Novel biosignal sampling strategies that reduce the amount of acquired data by orders of magnitude
| Atienza Alonso David |
An integral part of advanced health monitoring systems today is continuous bio-signal monitoring through embedded devices in combination with signal processing and machine learning techniques. With the number of users scaling up rapidly, continuous health surveillance through existing paradigms requires a high sampling rate of up to hundreds or even thousands of times per second. To deal with resulting problems such as the management of large amounts of generated data and strive for energy efficiency, some modern wearables have adopted a non-uniform sampling scheme to reduce the amount of data to be captured, processed, transmitted and stored. However, this scheme prevents the use of most of the existing biosignal processing algorithms.
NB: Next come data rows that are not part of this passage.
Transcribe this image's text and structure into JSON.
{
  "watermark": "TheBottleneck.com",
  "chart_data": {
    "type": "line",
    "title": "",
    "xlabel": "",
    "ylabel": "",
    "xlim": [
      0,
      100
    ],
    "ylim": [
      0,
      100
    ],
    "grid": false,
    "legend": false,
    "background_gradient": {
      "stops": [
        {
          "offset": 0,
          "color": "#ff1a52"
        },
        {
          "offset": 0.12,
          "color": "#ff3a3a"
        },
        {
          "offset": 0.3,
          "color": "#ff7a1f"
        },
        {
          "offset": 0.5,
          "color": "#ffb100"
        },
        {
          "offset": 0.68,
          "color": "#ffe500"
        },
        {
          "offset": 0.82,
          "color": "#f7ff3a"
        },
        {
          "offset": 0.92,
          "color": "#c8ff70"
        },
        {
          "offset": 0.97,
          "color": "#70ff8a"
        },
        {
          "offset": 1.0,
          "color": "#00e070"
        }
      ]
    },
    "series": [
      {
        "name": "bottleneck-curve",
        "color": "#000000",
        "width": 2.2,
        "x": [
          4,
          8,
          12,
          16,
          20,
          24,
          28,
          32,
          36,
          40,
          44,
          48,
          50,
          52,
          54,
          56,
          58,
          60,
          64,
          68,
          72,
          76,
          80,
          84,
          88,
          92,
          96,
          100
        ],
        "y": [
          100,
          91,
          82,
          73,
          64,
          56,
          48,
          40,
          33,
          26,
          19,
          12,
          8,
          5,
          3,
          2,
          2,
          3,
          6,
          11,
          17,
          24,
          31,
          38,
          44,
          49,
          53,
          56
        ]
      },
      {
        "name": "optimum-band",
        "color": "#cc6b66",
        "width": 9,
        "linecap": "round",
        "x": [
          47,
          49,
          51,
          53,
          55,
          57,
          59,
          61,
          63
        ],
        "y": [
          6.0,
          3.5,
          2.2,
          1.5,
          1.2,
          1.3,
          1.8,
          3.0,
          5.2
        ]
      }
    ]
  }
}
The aim of this project is to develop novel biosignal sampling strategies that reduce the amount of acquired data by orders of magnitude. For this, we adopt the so-called event-based paradigm, in which the signal is only acquired when something relevant is observed. Using this system, we propose to create event-based heart-rate analysis devices, including a novel algorithm for QRS detection that is able to process electrocardiogram signals acquired irregularly and much below the theoretically-required Nyquist rate. In the process, we can drastically reduce the average sampling frequency of the signal and, hence, the energy needed to process it and extract the relevant information.
We implemented both the proposed event-based algorithm and a state-of-the-art version of the regular Nyquist rate-based sampling on an ultra-low power hardware platform. The experimental results show that the event-based version reduces the energy consumption in runtime up to 15.6 times, while the detection performance is maintained at an average F1 score of 99.5%.